So what happened? It's likely that I was dehydrated, which caused the low potassium. My blood pressure was low and that started the blacking out that kicked off the whole episode. In hindsight, I feel kind of stupid for all the drama. But if the outcome of the test had been different, I would have felt justified. Since I don't have a crystal ball, I'll stick with the better safe than sorry line of thinking.

And hopefully, that's where the drama ends.

9 comments:

Anonymous said...

Amy -

I was very concerned to read your original posting from the ER/Cardiac Lab; it sounds like the tests came back as good as you could hope they could, which is a big relief. I've had my own little cardiac "wake-up calls" myself, and I'm trying to listen and pay attention to what my heart and body tell me - that I needed to get off the couch and get exercise, in my case, manage stress better, etc.

I'm sure that Mike and your whole family are as relieved for you as I am. I'm very glad to hear your good news!

(Uncle) Bill

kbiermom said...

I'm so glad you're ok, Amy!

Yesterday, when i signed in as a guest at NIFS, I had to check off boxes stating that I'm in pretty good shape -- and remarked to my friend how those questions really are no joke :/

I typically have low blood pressure -- so now I'm going to make more a point of staying hydrated.

I've learned: do not black out and drive (I'd like to say I would have chosen A,B, or C, but I'm pretty sure I would have gone with D, too -- thinking/ hoping it was "nothing.")

I'm glad to know to stay away from "Up in the Air." I hate being blindsided by a cute face like that.

And hospital, really? No modesty and no relaxation channel for a cardiac patient? Do you just want her to have a longer stay, or do you have some weird thing for irony and dark humor? LOL :P

Sharon said...

Don't feel stupid. Better safe than sorry! Especially when you have kids. ;) I'm glad you're ok. The mental peace of mind alone might be worth it, I presume.

Momza said...

Sooo grateful you are better!!!
Take care of yourself, Amy--you're very much needed!

Cherie from Queen of Free said...

Buying you a ginormous water bottle so this doesn't happen again. It might be expensive but it's worth every penny girl. Every penny.

Amy said...

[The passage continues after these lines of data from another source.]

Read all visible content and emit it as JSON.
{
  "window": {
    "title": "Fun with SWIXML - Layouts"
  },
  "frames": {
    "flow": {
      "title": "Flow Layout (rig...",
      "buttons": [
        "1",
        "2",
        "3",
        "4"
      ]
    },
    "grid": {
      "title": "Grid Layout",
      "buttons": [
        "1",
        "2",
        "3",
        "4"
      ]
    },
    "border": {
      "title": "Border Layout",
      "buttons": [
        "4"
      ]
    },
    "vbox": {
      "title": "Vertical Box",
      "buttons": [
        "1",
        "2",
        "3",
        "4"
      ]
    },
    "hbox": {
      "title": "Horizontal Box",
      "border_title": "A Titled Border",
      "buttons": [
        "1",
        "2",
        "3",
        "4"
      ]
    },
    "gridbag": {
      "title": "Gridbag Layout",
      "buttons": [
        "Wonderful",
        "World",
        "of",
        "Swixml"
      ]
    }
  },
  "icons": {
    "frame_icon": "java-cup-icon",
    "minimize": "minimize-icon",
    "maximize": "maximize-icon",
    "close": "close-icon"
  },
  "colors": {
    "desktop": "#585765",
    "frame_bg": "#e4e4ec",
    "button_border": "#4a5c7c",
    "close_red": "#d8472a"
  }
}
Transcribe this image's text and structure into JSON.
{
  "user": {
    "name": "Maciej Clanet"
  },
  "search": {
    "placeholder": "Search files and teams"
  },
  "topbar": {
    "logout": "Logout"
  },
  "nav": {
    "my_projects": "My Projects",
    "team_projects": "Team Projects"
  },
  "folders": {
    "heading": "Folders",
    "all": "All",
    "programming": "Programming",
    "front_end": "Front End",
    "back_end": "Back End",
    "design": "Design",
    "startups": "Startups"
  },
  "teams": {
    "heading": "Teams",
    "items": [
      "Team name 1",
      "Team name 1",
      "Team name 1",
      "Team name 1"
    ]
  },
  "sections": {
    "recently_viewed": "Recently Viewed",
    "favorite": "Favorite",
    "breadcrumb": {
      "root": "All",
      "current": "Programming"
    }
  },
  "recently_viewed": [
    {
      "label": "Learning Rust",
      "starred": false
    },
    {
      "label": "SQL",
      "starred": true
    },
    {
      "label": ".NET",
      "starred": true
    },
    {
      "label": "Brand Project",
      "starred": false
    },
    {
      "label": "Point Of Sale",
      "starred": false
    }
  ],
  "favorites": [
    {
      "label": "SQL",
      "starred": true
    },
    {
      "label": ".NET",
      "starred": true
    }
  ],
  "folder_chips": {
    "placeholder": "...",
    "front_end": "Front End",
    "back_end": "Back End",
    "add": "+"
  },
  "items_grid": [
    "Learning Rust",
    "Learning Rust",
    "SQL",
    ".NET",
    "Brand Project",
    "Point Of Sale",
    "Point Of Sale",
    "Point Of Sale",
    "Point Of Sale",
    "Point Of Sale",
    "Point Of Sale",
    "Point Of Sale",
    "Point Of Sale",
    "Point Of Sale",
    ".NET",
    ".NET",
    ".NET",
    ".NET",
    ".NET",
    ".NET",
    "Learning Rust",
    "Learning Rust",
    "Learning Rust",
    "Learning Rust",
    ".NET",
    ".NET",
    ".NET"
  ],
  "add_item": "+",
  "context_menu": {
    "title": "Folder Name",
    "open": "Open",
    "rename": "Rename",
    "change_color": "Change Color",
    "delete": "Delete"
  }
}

This sounds sooooo like something I would do! I have had B/P issues and I KNOW high and Low pressures make you feel just horrible!! So glad you are better. Take care of yourselves Mamas!! WE ALL have to do a better job of that. Hopefully this weather will get better and we can do more walks...with a water bottle! :D

bluedotmom said...

glad that everything came back ok...i bet it was very scary!

Beth Zimmerman said...

Safe is always a better option than sorry ... especially where your health is concerned! We've had more than our fair share of hospitalizations followed by a distinct lack of real answers and this last time I sat in the ER and asked if we should really even BE there! The doctor, the tech, an EMT guy, and several nurses all stopped to tell me that not only should we be there but I should have sent him by ambulance!

Sorry about the modesty issues though! I hate that!

Nate's Mom said...

Amy, I'm glad you are ok. Would have stopped by the school to have the nurse check if it was one of the kids nearly passing out? Why do we never take as good of care of ourselves? Sorry about the modesty part, but you know after bearing children, there's not a whole left, at least when it comes to medical stuff.

Sheri in CA